** Dataset excerpts follows **

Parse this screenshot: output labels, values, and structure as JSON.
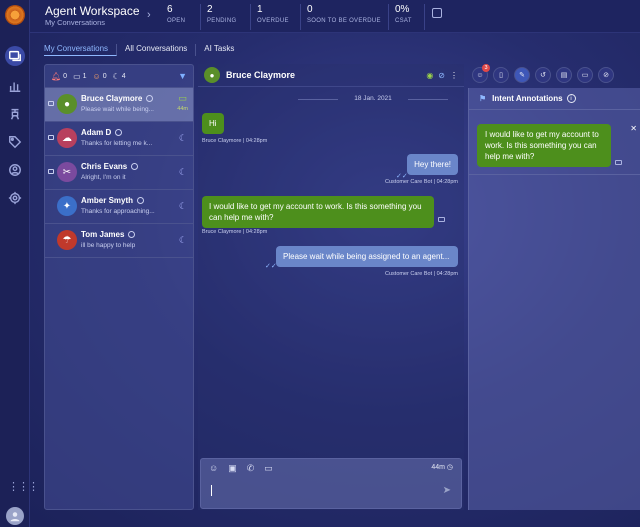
{
  "header": {
    "title": "Agent Workspace",
    "subtitle": "My Conversations",
    "stats": [
      {
        "value": "6",
        "label": "OPEN"
      },
      {
        "value": "2",
        "label": "PENDING"
      },
      {
        "value": "1",
        "label": "OVERDUE"
      },
      {
        "value": "0",
        "label": "SOON TO BE OVERDUE"
      },
      {
        "value": "0%",
        "label": "CSAT"
      }
    ]
  },
  "tabs": [
    {
      "label": "My Conversations"
    },
    {
      "label": "All Conversations"
    },
    {
      "label": "AI Tasks"
    }
  ],
  "counters": {
    "alerts": "0",
    "messages": "1",
    "users": "0",
    "waiting": "4"
  },
  "conversations": [
    {
      "name": "Bruce Claymore",
      "preview": "Please wait while being...",
      "time": "44m",
      "avatar_color": "#5a8f2a"
    },
    {
      "name": "Adam D",
      "preview": "Thanks for letting me k...",
      "avatar_color": "#b8405e"
    },
    {
      "name": "Chris Evans",
      "preview": "Alright, I'm on it",
      "avatar_color": "#7b4a9e"
    },
    {
      "name": "Amber Smyth",
      "preview": "Thanks for approaching...",
      "avatar_color": "#3b6fc9"
    },
    {
      "name": "Tom James",
      "preview": "ill be happy to help",
      "avatar_color": "#c0392b"
    }
  ],
  "chat": {
    "contact": "Bruce Claymore",
    "date": "18 Jan. 2021",
    "messages": [
      {
        "text": "Hi",
        "meta": "Bruce Claymore  |  04:28pm"
      },
      {
        "text": "Hey there!",
        "meta": "Customer Care Bot  |  04:28pm"
      },
      {
        "text": "I would like to get my account to work. Is this something you can help me with?",
        "meta": "Bruce Claymore  |  04:28pm"
      },
      {
        "text": "Please wait while being assigned to an agent...",
        "meta": "Customer Care Bot  |  04:28pm"
      }
    ],
    "timer": "44m"
  },
  "right_panel": {
    "title": "Intent Annotations",
    "annotation": "I would like to get my account to work. Is this something you can help me with?",
    "badge": "3"
  }
}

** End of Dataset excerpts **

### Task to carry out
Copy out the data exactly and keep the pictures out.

### Result of this exercise
Parse this screenshot: output labels, values, and structure as JSON.
{
  "header": {
    "title": "Agent Workspace",
    "subtitle": "My Conversations",
    "stats": [
      {
        "value": "6",
        "label": "OPEN"
      },
      {
        "value": "2",
        "label": "PENDING"
      },
      {
        "value": "1",
        "label": "OVERDUE"
      },
      {
        "value": "0",
        "label": "SOON TO BE OVERDUE"
      },
      {
        "value": "0%",
        "label": "CSAT"
      }
    ]
  },
  "tabs": [
    {
      "label": "My Conversations"
    },
    {
      "label": "All Conversations"
    },
    {
      "label": "AI Tasks"
    }
  ],
  "counters": {
    "alerts": "0",
    "messages": "1",
    "users": "0",
    "waiting": "4"
  },
  "conversations": [
    {
      "name": "Bruce Claymore",
      "preview": "Please wait while being...",
      "time": "44m",
      "avatar_color": "#5a8f2a"
    },
    {
      "name": "Adam D",
      "preview": "Thanks for letting me k...",
      "avatar_color": "#b8405e"
    },
    {
      "name": "Chris Evans",
      "preview": "Alright, I'm on it",
      "avatar_color": "#7b4a9e"
    },
    {
      "name": "Amber Smyth",
      "preview": "Thanks for approaching...",
      "avatar_color": "#3b6fc9"
    },
    {
      "name": "Tom James",
      "preview": "ill be happy to help",
      "avatar_color": "#c0392b"
    }
  ],
  "chat": {
    "contact": "Bruce Claymore",
    "date": "18 Jan. 2021",
    "messages": [
      {
        "text": "Hi",
        "meta": "Bruce Claymore  |  04:28pm"
      },
      {
        "text": "Hey there!",
        "meta": "Customer Care Bot  |  04:28pm"
      },
      {
        "text": "I would like to get my account to work. Is this something you can help me with?",
        "meta": "Bruce Claymore  |  04:28pm"
      },
      {
        "text": "Please wait while being assigned to an agent...",
        "meta": "Customer Care Bot  |  04:28pm"
      }
    ],
    "timer": "44m"
  },
  "right_panel": {
    "title": "Intent Annotations",
    "annotation": "I would like to get my account to work. Is this something you can help me with?",
    "badge": "3"
  }
}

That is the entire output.